If you fall asleep while driving, it can be a very dangerous situation. You can experience this as dozing off at traffic lights or falling asleep in stop and go traffic or even fall asleep momentarily even when driving fast, especially if the motorway / freeway is monotonous. It can even lead to serious accidents. It is particularly dangerous when you have a sleep disorder such as sleep apnea or are suffering from sleep deprivation. So, you should pull over if you are experiencing any of these symptoms. Here are some tips for keeping awake while driving.
Tips To Stay Awake
– Stay away from caffeine. Caffeine is a stimulant, but the effects of caffeine may make you fall asleep while driving. Caffeine will also cause you to pee more frequently. Try to avoid caffeine when driving, as it can cause diuresis and increase your risk of accident. Avoid using cell phones while driving, it’s illegal in most jurisdictions.
– Get plenty of sleep. According to the National Highway Traffic Safety Administration, nearly 90,000 traffic accidents occur each year because of sleepiness or fatigue. This causes tens of thousands of injuries and hundreds of deaths. Despite its deadly effects, fall-asleep driving has not yet been as widely publicized as drunk or drugged driving. In fact, a recent study conducted by the CDC indicated that one-third of adults in the U.S. regularly receive less than seven hours of sleep per night. This causes motor and cognitive functions to deteriorate.
– Studies have shown that people with untreated obstructive sleep apnea (OSA) have a significantly higher risk of traffic accidents. This means that fall asleep driving may be a contributing factor in crash statistics. As a result, you should avoid drowsy driving altogether when you suffer from this condition. There is a direct correlation between sleepiness and crashes. This study is the first to prove that the effect of sleepiness on driving is a major risk factor in traffic accidents. UK statistics suggest that as many as 20% of road traffic crashes are caused by fatigue.

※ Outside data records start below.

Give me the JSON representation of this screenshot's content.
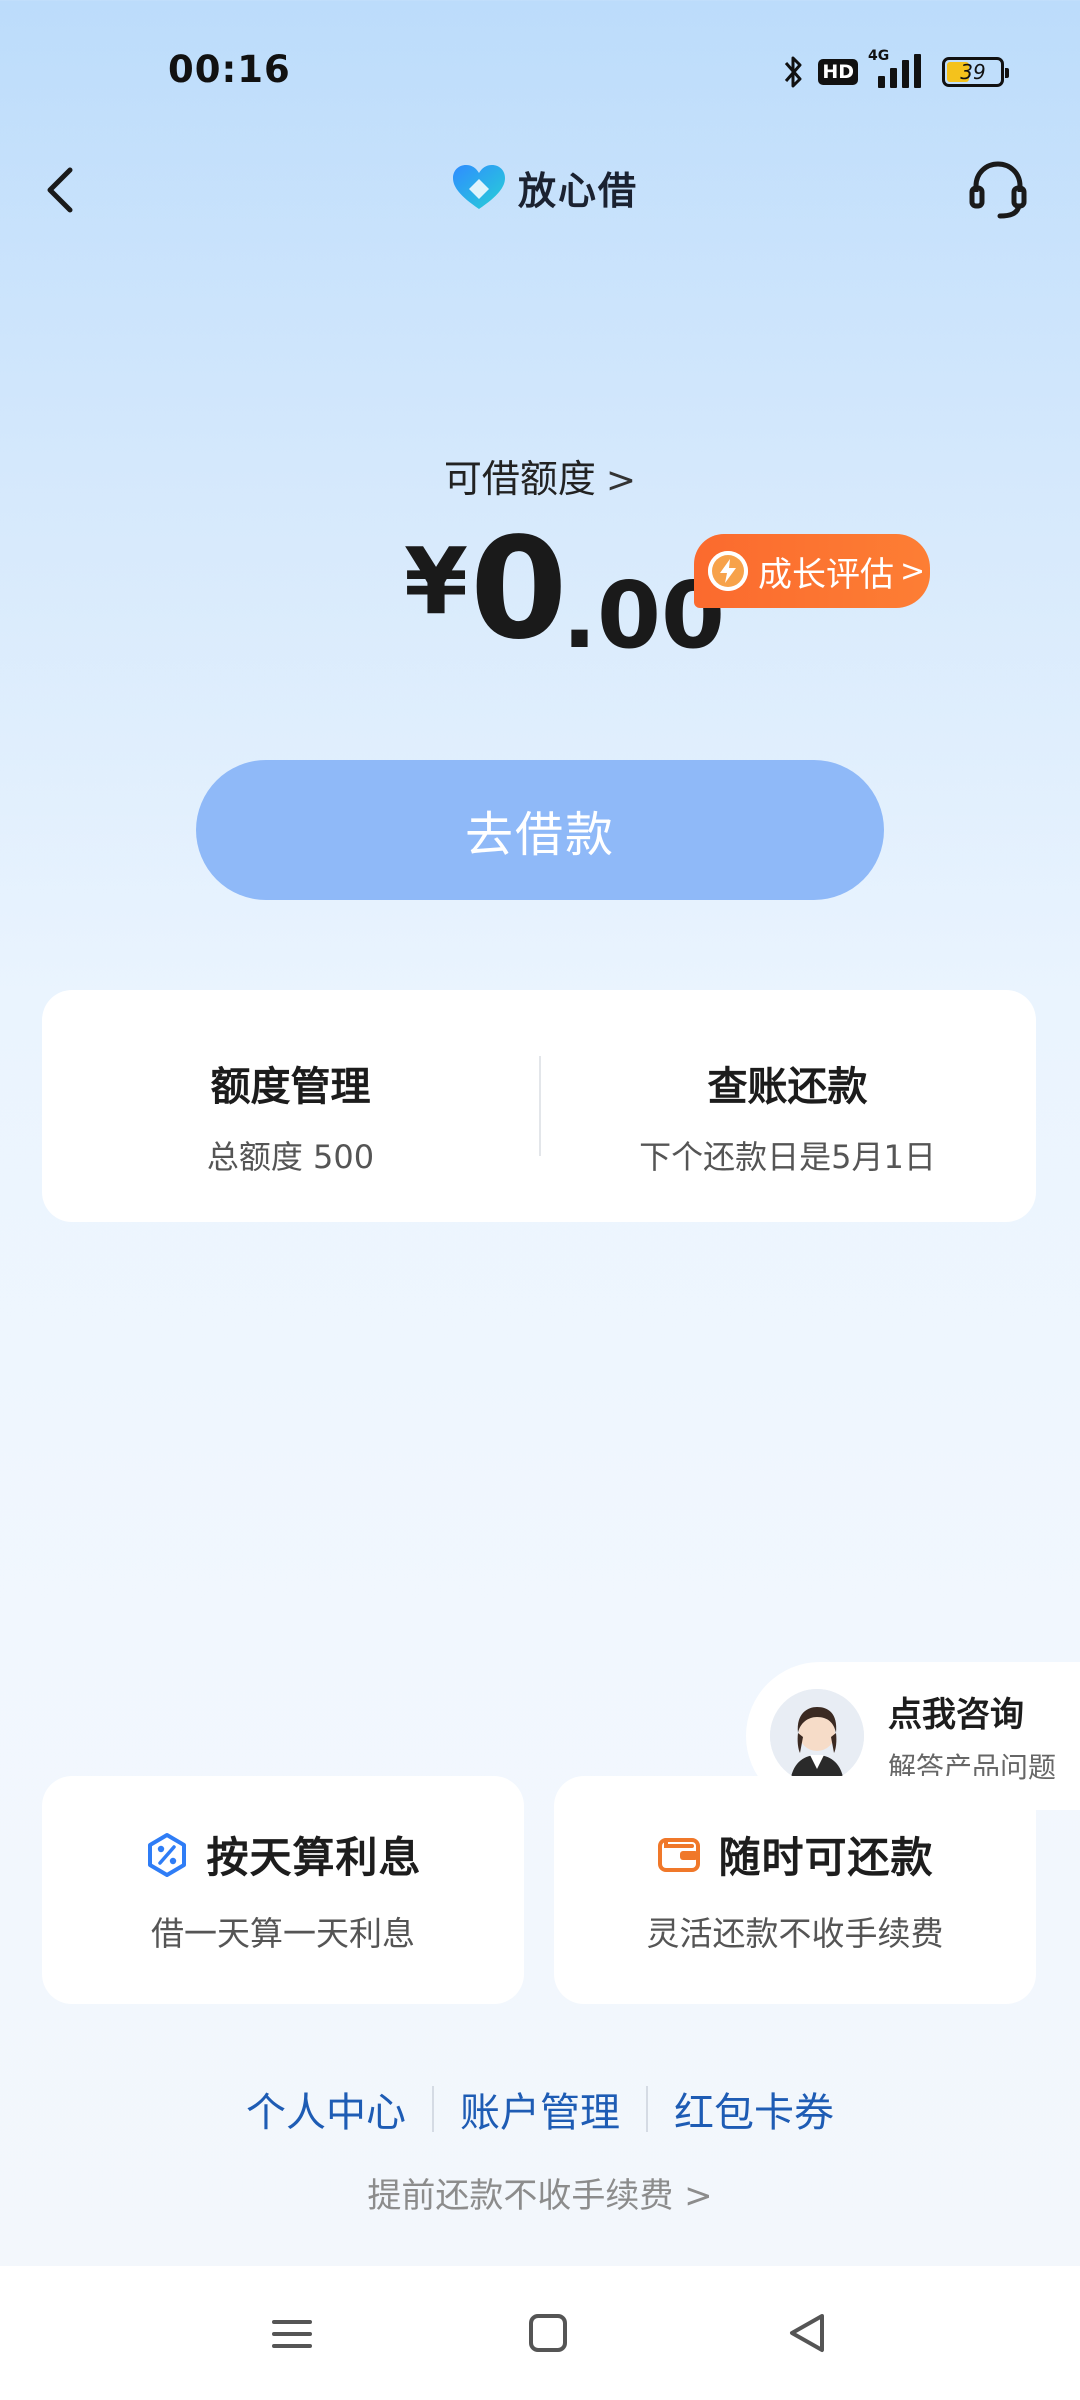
{
  "status_bar": {
    "time": "00:16",
    "hd": "HD",
    "network": "4G",
    "battery": "39"
  },
  "header": {
    "title": "放心借",
    "icons": [
      "back-icon",
      "logo-icon",
      "headset-icon"
    ]
  },
  "amount_section": {
    "label": "可借额度",
    "currency": "¥",
    "amount_int": "0",
    "amount_dec": ".00",
    "growth_button": "成长评估",
    "borrow_button": "去借款"
  },
  "manage_card": {
    "left": {
      "title": "额度管理",
      "subtitle": "总额度 500"
    },
    "right": {
      "title": "查账还款",
      "subtitle": "下个还款日是5月1日"
    }
  },
  "consult": {
    "title": "点我咨询",
    "subtitle": "解答产品问题"
  },
  "features": [
    {
      "title": "按天算利息",
      "subtitle": "借一天算一天利息",
      "icon": "percent-icon",
      "color": "#2f7df6"
    },
    {
      "title": "随时可还款",
      "subtitle": "灵活还款不收手续费",
      "icon": "wallet-icon",
      "color": "#f0782a"
    }
  ],
  "links": [
    "个人中心",
    "账户管理",
    "红包卡券"
  ],
  "prepay_text": "提前还款不收手续费",
  "colors": {
    "primary_button": "#8fb9f8",
    "accent_orange": "#fb6a2e",
    "link_blue": "#1e5cb4"
  }
}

A brief microsleep (up to five seconds) is life-threatening, and can be fatal when the driver is traveling 65 mph. Even a few seconds of unconsciousness can lead to an uncontrolled 150-yard journey. In addition, excessive head-on and rear-end collisions have been linked to drivers falling asleep while driving. This may be one of the main contributing factors in vehicle accidents. But there are still many ways that you can reduce the risk of falling asleep while driving.
Tips To Reduce Your Risk
– Make sure to get plenty of rest. Sleep deprivation has several negative effects on the human body. For one, it can lead to sleep debt, a condition whereby you do not get enough sleep. This cannot be made up by sleeping in at the weekend, often it may take months of good sleeping nights to pay back a sleep debt. Falling asleep at the wheel while driving impairs your reflexes and cognitive functions. These functions are needed to keep the car in its lane. Also, falling asleep while driving will affect your reaction time and braking ability, and will significantly increase your risk of being involved in a crash.
To prevent falling asleep while driving, take short-term precautions. Try to get some fresh air, take a nap, or visit a rest area if you feel sleepy. In addition, try to drink a cup of coffee before driving. You may even want to grab a snack to eat while you’re driving. If you’re prone to falling asleep while driving, consider hiring a cab or carpool with someone who has a designated driver.
If you’re going to drive at night, avoid taking sedatives or caffeine-containing drinks the night before. Try to stay alert by getting fresh air. You can also switch on the radio or open the windows. Lastly, try to stick to the same sleep schedule every night. By doing this, you’ll be much less likely to fall asleep while driving. Once you’re asleep, it’s too late to avoid accidents!